Guest More than 1 year ago
Here comes another masterpiece by this versatile Beninnoise. C'est formidable Angelique!! Tasteful artwork at its very best!!! I immediately fell in love with the pulsating rhythm of ''Tumba'' and couldn't resist listening to this particular track over and over again. Had a nostalgic effect on me. I loved ''Iwoya'' equaly well. Harmonious blend of voices ( Angelique & Dave). Keep it up queen!!!
Guest More than 1 year ago

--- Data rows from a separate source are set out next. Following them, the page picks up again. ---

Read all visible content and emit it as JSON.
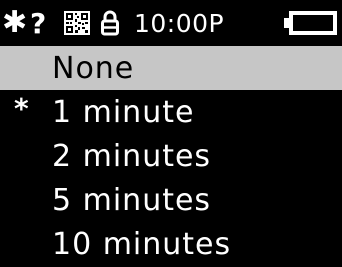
{
  "status_bar": {
    "bluetooth_icon": "bluetooth-icon",
    "bluetooth_status": "?",
    "qr_icon": "qr-code-icon",
    "lock_icon": "lock-icon",
    "time": "10:00P",
    "battery_icon": "battery-icon"
  },
  "menu": {
    "items": [
      {
        "label": "None",
        "mark": "",
        "selected": true
      },
      {
        "label": "1 minute",
        "mark": "*",
        "selected": false
      },
      {
        "label": "2 minutes",
        "mark": "",
        "selected": false
      },
      {
        "label": "5 minutes",
        "mark": "",
        "selected": false
      },
      {
        "label": "10 minutes",
        "mark": "",
        "selected": false
      }
    ]
  },
  "colors": {
    "background": "#000000",
    "foreground": "#ffffff",
    "highlight": "#c6c6c6"
  }
}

Mesmerizing, luminous, joyful and aching...it is evident how much Angelique Kidjo loves life, and she expresses it ebulliently with her marvelous voice. Every track is a gem, from "Iwoya", her lively and life-affirming duet with Dave Matthews, to the lovely and poignant "C'est Petit Riens". I became an immediate fan only three tracks into my first listen, and I am dumbfounded that Ms. Kidjo is not better known in the U.S. Listeners of all music genres will find something special here, as influences from jazz to blues to pop are evident.